**Task requirements:** The answer must be the number of lines in the listing below that contain "Marie", and nothing else.

________________________________________

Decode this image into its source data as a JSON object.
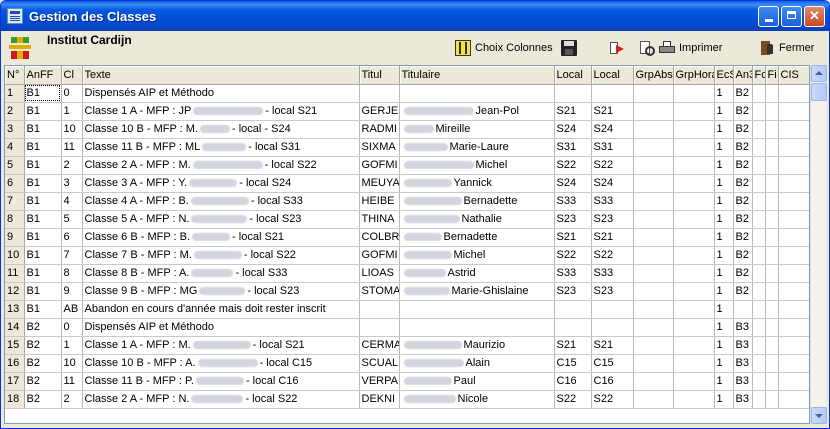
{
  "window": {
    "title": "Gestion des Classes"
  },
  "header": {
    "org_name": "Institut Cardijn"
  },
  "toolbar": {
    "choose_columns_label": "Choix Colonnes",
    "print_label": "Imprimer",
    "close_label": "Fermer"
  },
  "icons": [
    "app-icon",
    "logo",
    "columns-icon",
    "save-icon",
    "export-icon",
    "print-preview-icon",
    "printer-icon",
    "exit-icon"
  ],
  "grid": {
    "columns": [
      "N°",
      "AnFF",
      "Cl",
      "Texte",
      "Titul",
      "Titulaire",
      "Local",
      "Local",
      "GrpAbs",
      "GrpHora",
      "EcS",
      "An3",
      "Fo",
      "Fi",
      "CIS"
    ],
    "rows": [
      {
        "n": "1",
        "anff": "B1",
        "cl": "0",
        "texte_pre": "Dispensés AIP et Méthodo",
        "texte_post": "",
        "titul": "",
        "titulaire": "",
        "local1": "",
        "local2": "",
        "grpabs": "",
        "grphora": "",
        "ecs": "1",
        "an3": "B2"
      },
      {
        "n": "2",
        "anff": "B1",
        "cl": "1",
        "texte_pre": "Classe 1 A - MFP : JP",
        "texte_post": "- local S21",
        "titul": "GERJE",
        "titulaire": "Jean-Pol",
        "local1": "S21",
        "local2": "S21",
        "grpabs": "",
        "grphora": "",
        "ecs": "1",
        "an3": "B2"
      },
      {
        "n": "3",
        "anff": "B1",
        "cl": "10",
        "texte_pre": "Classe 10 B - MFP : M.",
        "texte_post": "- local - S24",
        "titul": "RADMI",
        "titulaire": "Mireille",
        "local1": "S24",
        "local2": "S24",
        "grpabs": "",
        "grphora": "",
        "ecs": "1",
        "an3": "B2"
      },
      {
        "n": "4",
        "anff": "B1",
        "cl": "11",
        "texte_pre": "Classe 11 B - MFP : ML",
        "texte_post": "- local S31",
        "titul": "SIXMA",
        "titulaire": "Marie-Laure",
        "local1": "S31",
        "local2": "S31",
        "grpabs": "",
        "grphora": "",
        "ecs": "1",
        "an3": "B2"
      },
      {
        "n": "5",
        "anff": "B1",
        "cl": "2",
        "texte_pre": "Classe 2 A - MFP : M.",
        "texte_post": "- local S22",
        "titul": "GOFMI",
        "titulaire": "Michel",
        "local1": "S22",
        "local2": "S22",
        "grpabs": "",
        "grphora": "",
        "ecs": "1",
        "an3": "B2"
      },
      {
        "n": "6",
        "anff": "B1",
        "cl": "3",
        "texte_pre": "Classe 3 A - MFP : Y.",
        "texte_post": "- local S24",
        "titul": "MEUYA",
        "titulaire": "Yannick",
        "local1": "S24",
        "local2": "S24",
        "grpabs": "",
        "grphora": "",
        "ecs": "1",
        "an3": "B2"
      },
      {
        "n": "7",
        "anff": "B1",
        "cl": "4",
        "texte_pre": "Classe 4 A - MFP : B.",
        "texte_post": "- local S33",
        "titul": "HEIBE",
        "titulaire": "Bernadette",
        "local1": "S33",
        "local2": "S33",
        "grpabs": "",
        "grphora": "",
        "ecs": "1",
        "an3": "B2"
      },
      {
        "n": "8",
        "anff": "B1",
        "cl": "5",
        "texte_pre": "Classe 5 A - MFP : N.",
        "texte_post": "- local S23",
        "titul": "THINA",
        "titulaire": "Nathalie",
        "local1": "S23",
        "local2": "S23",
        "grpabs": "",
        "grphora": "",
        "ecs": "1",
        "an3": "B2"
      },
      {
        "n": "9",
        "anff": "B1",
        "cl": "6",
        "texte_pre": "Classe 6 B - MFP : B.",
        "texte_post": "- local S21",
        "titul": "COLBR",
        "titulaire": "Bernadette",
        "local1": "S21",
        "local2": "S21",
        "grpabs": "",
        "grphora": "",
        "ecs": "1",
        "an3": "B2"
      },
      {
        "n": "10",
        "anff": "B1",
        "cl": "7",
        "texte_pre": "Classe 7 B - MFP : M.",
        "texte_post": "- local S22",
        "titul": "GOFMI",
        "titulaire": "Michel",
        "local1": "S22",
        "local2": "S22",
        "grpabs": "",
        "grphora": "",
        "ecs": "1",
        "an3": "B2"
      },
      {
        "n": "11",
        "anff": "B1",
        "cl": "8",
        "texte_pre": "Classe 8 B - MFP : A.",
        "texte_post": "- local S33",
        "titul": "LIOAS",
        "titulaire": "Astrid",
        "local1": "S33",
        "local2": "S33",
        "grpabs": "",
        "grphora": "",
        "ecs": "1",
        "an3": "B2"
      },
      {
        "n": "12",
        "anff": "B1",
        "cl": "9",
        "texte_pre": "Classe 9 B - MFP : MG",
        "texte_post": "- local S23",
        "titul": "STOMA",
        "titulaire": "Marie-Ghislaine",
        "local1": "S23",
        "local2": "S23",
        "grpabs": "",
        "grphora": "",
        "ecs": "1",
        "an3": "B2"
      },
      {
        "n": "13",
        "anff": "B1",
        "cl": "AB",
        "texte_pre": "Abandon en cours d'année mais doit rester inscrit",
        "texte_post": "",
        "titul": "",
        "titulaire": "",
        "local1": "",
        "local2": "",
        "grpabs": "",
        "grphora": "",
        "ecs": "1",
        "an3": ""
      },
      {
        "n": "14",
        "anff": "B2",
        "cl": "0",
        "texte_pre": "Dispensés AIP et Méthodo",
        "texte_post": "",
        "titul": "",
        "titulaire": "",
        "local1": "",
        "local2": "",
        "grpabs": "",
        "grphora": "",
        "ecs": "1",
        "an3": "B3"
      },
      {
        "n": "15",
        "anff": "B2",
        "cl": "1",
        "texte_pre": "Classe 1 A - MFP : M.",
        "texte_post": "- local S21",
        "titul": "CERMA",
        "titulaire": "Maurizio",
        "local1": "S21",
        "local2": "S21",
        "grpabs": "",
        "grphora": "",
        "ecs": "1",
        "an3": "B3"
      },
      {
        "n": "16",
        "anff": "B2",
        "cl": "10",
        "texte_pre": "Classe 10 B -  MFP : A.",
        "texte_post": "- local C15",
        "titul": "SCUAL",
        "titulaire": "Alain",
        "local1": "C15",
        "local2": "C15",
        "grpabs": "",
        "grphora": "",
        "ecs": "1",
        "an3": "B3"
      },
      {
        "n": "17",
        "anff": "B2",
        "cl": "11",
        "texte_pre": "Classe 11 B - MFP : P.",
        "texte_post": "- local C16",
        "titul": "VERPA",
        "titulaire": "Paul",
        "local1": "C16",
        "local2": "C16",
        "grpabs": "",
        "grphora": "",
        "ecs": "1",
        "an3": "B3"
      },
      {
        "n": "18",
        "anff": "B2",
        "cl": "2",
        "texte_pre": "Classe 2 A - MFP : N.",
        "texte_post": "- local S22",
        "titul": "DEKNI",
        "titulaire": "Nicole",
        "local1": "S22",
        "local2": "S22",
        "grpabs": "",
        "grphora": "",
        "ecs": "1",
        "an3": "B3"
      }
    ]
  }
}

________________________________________

**Response:** 2